In fact, you exposed it for sale?—No, I did not. It was already sold.

What did you hang in the shop for?— For ornament. (Laughter.) It was hanging in the shop for eight days.

Did you really think the paragraph was meant in any way except as a joke?—l thought it was put in to do a very serious injury.

Do you think the Conisborough people are so simple that they would believe the eating a goat sausage would make them butt one another? —I did not think that.

Don’t you think that was meant as a joke ?—No; it was published maliciously to prevent people eating my sausage. ‘

Mr. Barker then put in evidence an apology inserted in the defendant’s newspaper the week after the alleged libel appeared, which occupied the same column, and was under the heading ‘Notes from Conisborough. The  following is the material portion of the apology:—

‘ Our attention having been drawn to a paragraph which appeared under this heading last ‘ week, we hasten to correct an impression which, we are informed, has arisen that the reference to the purchase a goat has been prejudicial to the interests of the person concerned. We very much regret that the insertion of the paragraph, written in a jocular vein, without any thought of injury, should have led to the misunderstanding which has arisen, and we, at the earliest possible moment, tender our apology to the gentlemen who, we learn, has applied the note to himself.”

Mr. Barker : Is not that a full and ample apology —It is not.

What more would you have liked?—lt won’t pay for loss of my trade.

There nothing very unwholesome about goat?— No, not if a young one.

A little goat’s meat in sausages would not be objectionable?—lt would not do any harm, but people are prejudiced against it. (Laughter.)

Police-sergeant Noble, stationed Conisborough, proved that people had crowded round plaintiffs shop, making use objectionable remarks, and several times he had been obliged to drive them away. John Williams, landlord of the Star Hotel, Conisborough, proved that the libel applied to the defendant.

By Mr. Barker : He looked upon the paragraph as joke.

John Alfred Simpson, farmer, Conisborough, was called to prove that any suspicion regarding sausages was very harmful to the vendor.

Mr. Barker, in addressing the jury for the defence, said the paragraph was only intended a joke, and on the face of it could not be regarded seriously. He was not going to defend it as a joke, but the question was whether was printed and published and with intent doing the plaintiff harm, There could be no suggestion of any malicious feeling, was proved by the insertion of most ample apology. Then, with regard to damages be submitted that none had been proved. It was likely when a new tradesman came to Conisborough, attractive shop, and by bold advertisement puffed his stock, that the first week would show large sales which could not maintained afterwards. The country people would, on account of the novelty the thing, crowd to the new shop, but when the novelty had died out would return their regular shops. He submitted this explained the decrease in the plaintiff’s business, which was not to be attributed to the paragraph. But if there had been damage it was covered by the payment into court of £5, which was just about £4 19s. 11d too much ‘ (Laughter.) It was trumpery action that ought never to have been brought into court.

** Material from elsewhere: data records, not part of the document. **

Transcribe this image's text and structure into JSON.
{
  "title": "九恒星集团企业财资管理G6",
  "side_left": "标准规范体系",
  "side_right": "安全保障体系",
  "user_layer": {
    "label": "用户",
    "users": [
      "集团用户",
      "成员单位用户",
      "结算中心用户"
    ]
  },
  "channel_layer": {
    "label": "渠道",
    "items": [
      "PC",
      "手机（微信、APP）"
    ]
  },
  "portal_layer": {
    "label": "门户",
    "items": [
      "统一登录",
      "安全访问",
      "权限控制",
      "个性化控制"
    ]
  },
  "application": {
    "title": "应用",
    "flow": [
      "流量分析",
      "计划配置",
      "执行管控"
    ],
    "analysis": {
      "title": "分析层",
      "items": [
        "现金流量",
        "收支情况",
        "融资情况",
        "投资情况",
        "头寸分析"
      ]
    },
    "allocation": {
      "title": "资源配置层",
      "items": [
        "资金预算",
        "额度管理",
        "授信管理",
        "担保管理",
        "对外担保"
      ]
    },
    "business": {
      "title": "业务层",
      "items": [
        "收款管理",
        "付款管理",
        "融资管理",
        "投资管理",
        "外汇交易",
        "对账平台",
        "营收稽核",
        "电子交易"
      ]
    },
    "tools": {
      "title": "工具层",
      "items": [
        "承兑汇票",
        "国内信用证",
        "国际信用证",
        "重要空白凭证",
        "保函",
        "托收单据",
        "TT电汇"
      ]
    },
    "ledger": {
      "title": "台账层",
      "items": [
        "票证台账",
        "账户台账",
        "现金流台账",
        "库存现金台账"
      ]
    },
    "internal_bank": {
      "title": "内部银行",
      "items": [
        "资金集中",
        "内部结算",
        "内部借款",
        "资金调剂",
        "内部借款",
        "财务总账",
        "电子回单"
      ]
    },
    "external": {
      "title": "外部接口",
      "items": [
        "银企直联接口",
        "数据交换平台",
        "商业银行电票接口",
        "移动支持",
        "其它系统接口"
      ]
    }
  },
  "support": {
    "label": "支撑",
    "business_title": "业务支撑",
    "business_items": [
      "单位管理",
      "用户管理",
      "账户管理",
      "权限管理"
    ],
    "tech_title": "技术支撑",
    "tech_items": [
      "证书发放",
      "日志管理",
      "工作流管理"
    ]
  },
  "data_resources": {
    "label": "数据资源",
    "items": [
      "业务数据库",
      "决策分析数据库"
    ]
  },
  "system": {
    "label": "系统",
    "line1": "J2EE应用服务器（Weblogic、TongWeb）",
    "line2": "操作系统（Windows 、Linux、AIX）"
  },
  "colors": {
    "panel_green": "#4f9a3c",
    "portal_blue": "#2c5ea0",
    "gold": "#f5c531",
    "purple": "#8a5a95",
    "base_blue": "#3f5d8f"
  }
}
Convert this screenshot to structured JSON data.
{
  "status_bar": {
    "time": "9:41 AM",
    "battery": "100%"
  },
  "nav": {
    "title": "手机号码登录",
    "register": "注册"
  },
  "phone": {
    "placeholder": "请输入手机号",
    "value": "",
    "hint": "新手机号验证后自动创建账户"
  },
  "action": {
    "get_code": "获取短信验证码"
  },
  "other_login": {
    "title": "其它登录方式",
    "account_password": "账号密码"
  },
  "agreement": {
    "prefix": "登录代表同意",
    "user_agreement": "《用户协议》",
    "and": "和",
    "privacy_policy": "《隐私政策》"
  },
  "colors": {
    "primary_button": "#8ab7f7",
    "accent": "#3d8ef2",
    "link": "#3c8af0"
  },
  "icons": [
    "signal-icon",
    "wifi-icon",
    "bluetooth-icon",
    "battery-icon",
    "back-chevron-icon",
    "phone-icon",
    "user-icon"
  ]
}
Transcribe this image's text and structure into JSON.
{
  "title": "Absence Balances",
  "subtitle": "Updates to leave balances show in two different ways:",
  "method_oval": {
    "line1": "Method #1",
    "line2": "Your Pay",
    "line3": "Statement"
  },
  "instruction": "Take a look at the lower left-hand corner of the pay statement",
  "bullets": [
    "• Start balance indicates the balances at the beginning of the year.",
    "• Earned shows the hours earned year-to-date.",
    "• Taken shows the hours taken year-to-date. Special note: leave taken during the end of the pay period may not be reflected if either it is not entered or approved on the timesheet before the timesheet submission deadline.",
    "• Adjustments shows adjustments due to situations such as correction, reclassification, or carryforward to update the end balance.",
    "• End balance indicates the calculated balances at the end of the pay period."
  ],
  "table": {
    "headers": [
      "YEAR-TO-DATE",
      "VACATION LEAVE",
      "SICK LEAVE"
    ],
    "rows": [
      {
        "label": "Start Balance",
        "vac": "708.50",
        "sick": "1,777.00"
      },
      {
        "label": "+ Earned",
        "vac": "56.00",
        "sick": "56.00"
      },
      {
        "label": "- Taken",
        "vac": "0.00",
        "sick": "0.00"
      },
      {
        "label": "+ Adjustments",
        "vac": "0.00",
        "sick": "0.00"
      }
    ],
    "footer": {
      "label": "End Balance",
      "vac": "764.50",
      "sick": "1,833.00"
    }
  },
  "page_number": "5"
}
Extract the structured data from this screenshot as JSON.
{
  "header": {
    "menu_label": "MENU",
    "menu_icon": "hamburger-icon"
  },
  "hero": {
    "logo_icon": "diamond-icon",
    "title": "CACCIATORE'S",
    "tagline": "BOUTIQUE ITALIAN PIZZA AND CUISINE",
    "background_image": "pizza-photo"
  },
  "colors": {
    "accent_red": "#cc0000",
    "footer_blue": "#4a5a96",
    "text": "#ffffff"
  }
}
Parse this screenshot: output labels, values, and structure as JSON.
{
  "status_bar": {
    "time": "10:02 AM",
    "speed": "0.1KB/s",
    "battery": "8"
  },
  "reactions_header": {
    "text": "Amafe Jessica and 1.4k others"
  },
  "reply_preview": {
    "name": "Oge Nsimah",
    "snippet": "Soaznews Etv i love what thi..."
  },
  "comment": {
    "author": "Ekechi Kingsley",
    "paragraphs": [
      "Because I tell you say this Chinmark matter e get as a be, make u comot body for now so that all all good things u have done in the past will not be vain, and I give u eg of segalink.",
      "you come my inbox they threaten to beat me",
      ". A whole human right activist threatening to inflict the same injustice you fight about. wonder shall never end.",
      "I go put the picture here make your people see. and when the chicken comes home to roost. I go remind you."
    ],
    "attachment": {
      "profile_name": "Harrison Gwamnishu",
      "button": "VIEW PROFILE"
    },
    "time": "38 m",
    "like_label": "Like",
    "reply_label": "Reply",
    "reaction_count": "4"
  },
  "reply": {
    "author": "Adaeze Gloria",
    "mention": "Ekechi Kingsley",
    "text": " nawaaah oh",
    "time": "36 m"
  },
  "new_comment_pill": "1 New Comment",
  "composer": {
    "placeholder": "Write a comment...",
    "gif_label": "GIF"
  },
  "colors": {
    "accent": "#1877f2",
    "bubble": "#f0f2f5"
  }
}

The Jury who retired to consider their verdict, found for the plaintiff, with damages put at £20.